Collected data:
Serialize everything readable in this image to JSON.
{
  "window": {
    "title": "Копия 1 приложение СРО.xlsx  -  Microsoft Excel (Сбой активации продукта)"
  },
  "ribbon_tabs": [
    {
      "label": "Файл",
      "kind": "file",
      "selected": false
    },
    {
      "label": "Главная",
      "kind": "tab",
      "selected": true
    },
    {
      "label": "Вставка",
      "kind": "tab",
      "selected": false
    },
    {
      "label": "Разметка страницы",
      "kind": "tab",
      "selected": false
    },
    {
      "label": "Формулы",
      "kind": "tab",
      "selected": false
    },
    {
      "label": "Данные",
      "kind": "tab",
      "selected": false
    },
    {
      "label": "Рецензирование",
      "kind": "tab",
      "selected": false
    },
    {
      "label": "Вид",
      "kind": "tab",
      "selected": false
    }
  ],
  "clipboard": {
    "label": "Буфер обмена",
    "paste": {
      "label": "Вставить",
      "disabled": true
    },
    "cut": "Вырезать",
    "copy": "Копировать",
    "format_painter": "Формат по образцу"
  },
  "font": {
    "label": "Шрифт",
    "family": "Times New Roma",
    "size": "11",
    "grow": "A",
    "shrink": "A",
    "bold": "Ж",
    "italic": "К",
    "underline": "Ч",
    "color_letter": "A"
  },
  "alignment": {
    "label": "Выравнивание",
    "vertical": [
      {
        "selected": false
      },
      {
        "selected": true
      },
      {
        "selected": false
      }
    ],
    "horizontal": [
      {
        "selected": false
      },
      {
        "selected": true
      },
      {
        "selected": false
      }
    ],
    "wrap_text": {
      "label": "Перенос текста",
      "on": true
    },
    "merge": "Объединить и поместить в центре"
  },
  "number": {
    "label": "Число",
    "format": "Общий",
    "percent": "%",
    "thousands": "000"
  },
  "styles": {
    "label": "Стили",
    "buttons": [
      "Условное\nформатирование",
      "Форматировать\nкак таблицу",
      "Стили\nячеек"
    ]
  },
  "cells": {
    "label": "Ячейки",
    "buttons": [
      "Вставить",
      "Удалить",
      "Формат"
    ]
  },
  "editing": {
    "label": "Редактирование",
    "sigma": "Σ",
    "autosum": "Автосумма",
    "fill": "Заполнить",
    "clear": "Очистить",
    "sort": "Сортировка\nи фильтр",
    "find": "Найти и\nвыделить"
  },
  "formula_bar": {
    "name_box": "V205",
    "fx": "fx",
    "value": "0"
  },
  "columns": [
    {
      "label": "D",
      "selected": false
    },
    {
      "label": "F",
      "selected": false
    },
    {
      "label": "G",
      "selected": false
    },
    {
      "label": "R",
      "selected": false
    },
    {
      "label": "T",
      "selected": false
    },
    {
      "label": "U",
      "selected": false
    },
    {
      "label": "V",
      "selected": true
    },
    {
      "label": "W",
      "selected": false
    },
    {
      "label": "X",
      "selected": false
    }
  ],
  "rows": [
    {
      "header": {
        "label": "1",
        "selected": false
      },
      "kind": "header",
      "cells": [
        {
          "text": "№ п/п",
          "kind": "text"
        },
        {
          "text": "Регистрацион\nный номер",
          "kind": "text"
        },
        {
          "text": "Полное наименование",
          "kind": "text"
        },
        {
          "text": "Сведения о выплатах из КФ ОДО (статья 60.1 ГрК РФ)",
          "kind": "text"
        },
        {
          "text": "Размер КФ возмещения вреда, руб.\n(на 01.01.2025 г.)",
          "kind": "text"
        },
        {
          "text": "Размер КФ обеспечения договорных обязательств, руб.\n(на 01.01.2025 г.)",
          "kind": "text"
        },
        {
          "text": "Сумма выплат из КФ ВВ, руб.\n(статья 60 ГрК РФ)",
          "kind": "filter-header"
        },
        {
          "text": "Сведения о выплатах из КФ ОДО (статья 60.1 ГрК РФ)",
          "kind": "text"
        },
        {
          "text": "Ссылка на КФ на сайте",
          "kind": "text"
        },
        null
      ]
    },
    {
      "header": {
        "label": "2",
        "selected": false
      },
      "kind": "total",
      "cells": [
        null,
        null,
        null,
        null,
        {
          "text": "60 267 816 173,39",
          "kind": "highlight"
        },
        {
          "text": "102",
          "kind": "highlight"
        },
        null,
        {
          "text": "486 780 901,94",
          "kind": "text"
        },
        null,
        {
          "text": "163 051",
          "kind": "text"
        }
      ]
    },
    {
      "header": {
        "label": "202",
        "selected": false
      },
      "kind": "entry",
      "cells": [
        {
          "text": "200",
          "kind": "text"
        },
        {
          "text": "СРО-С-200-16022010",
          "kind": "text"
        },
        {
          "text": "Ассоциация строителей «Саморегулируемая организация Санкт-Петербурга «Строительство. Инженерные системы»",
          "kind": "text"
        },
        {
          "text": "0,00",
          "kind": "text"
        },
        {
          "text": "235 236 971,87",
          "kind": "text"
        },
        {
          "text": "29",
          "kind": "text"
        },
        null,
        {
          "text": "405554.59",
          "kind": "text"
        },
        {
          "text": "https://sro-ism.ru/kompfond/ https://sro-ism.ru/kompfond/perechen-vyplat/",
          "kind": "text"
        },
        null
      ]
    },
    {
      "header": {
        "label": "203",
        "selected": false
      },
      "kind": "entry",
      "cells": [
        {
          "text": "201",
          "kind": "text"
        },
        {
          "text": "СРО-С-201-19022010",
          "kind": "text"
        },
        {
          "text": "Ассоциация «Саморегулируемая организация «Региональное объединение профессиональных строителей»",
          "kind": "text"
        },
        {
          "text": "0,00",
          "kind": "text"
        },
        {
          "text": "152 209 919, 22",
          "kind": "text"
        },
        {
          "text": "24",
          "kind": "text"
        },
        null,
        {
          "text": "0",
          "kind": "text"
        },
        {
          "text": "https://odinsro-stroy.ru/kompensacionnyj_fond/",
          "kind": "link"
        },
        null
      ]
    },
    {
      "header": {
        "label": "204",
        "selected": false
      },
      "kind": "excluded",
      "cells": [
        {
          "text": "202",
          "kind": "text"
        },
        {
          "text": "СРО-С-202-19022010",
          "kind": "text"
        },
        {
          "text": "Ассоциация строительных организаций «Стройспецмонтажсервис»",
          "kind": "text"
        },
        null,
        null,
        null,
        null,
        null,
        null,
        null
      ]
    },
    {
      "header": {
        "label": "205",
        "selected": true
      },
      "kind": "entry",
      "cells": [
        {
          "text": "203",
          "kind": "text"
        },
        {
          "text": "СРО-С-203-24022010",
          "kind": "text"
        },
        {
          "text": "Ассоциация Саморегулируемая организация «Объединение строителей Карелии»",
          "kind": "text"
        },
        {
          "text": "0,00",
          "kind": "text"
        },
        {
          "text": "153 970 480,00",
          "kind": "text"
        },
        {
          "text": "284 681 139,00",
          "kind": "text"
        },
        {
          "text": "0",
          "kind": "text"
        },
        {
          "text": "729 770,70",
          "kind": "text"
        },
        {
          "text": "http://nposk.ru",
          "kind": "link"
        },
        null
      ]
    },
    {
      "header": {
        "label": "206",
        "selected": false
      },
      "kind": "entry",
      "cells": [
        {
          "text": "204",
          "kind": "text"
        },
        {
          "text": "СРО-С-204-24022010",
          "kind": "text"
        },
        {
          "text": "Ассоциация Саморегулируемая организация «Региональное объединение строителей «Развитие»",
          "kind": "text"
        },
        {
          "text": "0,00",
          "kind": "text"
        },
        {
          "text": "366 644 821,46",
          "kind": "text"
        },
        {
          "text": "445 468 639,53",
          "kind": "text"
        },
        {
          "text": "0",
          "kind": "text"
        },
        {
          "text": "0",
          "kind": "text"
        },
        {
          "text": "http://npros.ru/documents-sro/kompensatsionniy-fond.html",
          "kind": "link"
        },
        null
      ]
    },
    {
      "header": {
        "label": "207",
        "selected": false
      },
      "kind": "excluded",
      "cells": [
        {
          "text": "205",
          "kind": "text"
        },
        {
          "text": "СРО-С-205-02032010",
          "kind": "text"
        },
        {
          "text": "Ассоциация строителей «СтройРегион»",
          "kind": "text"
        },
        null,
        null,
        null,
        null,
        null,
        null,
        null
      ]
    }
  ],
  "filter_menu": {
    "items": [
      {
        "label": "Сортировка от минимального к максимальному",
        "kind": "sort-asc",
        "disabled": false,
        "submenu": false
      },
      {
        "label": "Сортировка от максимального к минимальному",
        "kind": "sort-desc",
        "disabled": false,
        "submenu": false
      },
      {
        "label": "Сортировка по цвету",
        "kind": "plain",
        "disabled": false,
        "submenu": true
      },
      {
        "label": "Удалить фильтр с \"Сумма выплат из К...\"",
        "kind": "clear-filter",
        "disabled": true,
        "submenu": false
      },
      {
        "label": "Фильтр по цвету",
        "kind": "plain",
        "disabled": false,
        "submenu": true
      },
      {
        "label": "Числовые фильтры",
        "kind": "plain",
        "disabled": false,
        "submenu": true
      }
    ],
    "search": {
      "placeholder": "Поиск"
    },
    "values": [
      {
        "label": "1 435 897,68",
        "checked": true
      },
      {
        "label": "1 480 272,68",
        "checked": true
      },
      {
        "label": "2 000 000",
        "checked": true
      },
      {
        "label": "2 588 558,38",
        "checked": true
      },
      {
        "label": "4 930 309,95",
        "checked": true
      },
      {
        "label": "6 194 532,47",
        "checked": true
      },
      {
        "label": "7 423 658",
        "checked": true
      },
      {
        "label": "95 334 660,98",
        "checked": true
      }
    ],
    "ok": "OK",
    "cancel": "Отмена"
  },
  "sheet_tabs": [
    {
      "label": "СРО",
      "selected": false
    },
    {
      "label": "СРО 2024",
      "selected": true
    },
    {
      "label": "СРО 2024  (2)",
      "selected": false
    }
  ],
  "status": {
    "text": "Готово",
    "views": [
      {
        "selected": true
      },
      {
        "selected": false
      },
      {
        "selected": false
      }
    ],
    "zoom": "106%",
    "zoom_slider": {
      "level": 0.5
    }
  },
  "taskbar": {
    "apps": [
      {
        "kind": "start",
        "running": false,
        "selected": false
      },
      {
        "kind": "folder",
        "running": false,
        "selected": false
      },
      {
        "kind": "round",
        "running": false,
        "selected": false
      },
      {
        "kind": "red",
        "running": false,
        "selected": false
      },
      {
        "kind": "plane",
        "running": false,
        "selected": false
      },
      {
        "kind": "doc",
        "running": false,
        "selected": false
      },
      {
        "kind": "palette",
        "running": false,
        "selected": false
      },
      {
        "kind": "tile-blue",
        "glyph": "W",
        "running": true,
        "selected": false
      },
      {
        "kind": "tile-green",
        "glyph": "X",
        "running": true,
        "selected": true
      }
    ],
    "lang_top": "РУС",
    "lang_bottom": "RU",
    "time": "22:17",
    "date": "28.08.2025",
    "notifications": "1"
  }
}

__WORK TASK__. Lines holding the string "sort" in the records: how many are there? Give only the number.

__OUTPUT FOR THIS EXERCISE__. 3